Scotland politics

Scottish politics: Deja vu all over again

stack of pennies Image copyright Barry Eastwood
Image caption Both Labour and the Liberal Democrats have proposed a 1p rise in Scottish income tax rates, which they say would raise about £500m to help protect education budgets and other local services

Scottish politics feels this week as though we have taken a step through the looking glass. Traditional arguments have been turned their head as the Scottish Labour Party surprised everyone with their plans to put a penny on the basic rate of income tax.

Those of us who have been following Scottish politics for long enough can recall this argument from years gone by - when it was the SNP who went into the first elections to the Scottish Parliament in 1999 proposing a "Penny for Scotland".

On that occasion it wasn't quite a 1p tax raise - they were arguing that Scotland should forego a 1p cut in the basic rate that then Chancellor Gordon Brown was proposing for the UK.

But the basic argument was the same. So now both parties can lob around quotes like hand grenades demonstrating who has changed their minds.

Low incomes

Extracts from the SNP 1999 manifesto are doing the rounds on Twitter, reminding the party that they said then: "Brown's election bribe, or Scotland's Penny. It's a clear choice in this election.

"It is a choice the SNP think Scotland is prepared to make, for the good of our society and our country."

But it is just as uncomfortable for Labour to be reminded that back in 1999 Gordon Brown responded by saying people on low incomes and average earners struggling to maintain a family would bear the brunt of the SNP's Penny for Scotland plan, and: "This tax rise will hurt low and middle income families who can least afford it".

The very argument the SNP use today against Labour's new plan.

Image copyright Getty Images
Image caption John Swinney and Nicola Sturgeon have said raising income tax rates across all bands would hit the lowest-paid workers hardest

Seventeen years ago Labour said that a higher tax rate in Scotland would be damaging because it would mean employees would have to pay higher income tax than those in England.

They've obviously changed their minds since. But then, so has the current Scottish Finance Secretary John Swinney, who in 1999 thought the Penny for Scotland policy "was not a tax rise", but an "investment" that would make people living in the country better off."

First Minister's Questions in Holyrood today was a bit like an episode of "Quote Unquote", with the party leaders trading some more recent extracts.

Scottish labour leader Kezia Dugdale started off with a quote from First Minster Nicola Sturgeon that seemed to support raising taxes: "We will use the powers we have in the Scottish Parliament to pursue a different approach.... to halt the deeply misguided march to austerity."

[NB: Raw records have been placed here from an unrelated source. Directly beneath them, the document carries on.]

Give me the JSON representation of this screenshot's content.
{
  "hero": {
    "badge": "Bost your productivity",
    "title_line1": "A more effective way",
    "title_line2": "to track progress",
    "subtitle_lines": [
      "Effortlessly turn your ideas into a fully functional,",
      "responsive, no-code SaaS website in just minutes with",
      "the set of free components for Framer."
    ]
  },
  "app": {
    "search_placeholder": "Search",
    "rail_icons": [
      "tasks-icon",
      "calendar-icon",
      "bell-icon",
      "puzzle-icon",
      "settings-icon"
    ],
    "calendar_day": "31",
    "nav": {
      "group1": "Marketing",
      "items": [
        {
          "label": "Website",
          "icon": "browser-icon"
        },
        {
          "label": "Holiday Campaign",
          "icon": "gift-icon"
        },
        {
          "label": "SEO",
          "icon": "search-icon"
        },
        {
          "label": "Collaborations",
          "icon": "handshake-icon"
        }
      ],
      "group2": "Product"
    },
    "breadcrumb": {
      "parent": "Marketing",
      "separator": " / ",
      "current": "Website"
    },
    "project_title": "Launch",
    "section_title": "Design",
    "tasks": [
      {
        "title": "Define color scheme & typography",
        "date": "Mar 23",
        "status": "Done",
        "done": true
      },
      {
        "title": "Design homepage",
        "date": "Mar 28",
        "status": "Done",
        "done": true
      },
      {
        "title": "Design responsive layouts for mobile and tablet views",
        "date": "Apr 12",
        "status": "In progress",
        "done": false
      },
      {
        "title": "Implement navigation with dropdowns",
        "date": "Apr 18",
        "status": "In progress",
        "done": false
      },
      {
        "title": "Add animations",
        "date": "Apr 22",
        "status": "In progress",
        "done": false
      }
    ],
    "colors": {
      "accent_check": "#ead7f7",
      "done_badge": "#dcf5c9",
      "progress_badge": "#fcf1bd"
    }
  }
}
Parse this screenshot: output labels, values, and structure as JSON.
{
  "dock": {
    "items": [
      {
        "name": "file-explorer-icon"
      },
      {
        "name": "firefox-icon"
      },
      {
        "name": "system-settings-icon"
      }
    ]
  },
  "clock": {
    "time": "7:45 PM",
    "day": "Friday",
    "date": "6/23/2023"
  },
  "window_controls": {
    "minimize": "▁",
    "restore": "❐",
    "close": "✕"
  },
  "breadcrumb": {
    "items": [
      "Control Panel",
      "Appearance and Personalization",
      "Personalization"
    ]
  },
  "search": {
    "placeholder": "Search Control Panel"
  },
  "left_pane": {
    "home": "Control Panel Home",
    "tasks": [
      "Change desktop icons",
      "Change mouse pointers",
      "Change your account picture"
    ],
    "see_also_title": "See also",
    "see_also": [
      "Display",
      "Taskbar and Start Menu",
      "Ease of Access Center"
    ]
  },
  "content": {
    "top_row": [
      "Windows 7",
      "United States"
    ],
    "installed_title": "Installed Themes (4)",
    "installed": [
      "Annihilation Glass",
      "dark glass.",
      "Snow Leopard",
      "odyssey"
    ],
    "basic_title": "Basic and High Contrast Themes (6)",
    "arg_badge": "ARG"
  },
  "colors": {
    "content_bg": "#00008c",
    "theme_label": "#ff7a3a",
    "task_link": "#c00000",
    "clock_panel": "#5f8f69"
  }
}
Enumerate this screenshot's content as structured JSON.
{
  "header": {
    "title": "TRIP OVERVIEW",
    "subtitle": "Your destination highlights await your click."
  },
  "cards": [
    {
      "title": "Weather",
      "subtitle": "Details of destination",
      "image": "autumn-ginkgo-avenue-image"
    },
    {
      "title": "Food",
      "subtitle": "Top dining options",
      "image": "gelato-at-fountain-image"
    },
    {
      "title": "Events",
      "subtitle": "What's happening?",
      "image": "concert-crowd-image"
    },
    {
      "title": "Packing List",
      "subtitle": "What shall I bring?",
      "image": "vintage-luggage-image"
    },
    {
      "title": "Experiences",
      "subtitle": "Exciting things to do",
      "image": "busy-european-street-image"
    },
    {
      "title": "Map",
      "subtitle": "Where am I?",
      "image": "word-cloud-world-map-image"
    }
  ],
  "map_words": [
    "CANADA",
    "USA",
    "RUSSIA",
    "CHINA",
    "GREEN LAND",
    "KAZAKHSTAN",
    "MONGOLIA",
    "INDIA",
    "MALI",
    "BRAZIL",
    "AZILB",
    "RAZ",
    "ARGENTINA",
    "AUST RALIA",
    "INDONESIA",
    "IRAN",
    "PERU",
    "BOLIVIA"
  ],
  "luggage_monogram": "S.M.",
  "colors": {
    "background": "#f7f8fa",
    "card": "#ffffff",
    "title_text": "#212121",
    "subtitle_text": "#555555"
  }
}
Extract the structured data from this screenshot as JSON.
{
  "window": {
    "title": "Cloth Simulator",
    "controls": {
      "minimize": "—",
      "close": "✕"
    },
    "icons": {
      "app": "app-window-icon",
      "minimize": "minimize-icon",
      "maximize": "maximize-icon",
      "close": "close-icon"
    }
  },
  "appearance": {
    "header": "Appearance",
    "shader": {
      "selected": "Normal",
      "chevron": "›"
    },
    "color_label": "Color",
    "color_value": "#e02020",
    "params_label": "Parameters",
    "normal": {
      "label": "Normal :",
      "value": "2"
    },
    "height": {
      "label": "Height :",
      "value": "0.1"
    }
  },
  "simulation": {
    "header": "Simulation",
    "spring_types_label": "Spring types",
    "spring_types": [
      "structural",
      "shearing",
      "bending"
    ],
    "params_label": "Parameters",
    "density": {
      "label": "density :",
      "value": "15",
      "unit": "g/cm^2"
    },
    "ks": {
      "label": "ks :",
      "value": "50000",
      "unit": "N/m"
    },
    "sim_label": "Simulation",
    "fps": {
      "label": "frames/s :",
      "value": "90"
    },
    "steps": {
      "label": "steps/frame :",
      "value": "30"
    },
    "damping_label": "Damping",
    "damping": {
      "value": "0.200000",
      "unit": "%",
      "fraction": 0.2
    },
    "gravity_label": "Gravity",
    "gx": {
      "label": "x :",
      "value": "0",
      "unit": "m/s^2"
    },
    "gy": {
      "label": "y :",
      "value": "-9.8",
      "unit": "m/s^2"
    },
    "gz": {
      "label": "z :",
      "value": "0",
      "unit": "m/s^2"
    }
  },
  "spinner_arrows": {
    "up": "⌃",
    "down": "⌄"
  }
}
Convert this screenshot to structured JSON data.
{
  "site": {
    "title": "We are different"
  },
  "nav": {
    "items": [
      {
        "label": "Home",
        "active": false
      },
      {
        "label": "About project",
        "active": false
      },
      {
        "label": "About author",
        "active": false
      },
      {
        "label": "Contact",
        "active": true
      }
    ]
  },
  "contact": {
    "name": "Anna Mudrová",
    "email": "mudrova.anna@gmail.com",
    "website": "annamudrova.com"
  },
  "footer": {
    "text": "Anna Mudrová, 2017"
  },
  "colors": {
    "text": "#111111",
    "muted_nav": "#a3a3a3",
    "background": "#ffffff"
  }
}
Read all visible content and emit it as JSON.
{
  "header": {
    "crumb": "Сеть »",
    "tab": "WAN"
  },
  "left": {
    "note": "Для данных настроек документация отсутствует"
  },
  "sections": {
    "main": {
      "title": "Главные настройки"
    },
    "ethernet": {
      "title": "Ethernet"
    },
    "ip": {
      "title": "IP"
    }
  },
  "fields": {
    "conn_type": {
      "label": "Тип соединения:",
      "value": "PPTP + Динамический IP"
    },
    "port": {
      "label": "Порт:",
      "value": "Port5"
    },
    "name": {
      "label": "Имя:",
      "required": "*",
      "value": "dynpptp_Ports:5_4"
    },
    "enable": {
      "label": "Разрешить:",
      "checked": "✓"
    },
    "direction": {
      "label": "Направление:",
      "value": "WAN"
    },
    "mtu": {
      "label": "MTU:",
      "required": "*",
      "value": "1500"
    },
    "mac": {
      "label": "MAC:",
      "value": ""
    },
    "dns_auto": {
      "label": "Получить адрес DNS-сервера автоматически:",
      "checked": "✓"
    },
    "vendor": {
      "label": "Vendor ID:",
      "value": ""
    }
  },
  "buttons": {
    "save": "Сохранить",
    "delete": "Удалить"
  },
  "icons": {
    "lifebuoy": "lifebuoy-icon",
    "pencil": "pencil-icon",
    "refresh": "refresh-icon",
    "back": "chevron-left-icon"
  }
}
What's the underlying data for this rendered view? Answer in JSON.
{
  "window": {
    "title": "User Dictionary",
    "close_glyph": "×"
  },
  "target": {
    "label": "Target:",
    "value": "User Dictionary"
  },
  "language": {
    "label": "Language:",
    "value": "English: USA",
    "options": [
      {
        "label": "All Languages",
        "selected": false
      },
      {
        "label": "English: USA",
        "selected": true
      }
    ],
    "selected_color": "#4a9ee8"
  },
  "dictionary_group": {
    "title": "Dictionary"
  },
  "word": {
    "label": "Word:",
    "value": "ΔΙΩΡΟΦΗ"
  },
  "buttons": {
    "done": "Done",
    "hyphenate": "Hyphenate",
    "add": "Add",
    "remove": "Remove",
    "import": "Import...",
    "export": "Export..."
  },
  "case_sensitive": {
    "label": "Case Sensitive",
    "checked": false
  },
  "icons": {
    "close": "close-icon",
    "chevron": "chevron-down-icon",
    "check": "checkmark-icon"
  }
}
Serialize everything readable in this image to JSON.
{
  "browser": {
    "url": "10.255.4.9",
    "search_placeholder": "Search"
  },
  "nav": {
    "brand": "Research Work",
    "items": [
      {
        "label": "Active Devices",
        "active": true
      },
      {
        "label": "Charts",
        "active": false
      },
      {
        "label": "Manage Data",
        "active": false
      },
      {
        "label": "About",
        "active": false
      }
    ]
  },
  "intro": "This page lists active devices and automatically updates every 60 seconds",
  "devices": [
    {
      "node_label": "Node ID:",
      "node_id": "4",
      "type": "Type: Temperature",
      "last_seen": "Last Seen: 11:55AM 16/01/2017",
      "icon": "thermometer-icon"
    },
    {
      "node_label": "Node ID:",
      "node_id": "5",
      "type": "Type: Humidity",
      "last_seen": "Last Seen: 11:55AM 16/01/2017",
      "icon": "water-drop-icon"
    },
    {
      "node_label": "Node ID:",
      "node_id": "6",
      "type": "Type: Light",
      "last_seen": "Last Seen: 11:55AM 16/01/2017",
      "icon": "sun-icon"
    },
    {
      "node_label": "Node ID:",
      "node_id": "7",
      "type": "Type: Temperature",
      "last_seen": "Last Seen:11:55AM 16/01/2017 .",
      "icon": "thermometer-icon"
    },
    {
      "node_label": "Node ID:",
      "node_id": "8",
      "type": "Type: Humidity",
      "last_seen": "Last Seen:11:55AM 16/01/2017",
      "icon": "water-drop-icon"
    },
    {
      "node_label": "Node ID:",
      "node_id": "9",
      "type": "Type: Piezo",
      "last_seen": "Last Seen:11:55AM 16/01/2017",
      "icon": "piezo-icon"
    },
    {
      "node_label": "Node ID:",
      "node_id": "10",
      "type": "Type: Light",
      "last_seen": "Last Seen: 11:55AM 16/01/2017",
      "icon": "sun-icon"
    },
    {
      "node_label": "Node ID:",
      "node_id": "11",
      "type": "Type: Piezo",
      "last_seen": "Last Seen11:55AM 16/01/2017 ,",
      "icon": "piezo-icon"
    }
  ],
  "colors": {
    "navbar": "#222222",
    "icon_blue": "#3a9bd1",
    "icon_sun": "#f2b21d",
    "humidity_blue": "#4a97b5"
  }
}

Ms Sturgeon came straight back with a quote from Ms Dugdale's conference speech in October when she said: "A fairer Scotland is not one where everyone pays more tax..... We must stop tax raises on working families."

The Penny for Scotland campaign was not a great success for the SNP in 1999. No wonder they don't want to revisit the same policy.

Labour obviously think the electorate have changed their minds about paying more tax. Why else would they now be proposing a policy that in 1999 they called a ''tax-hike blunder"?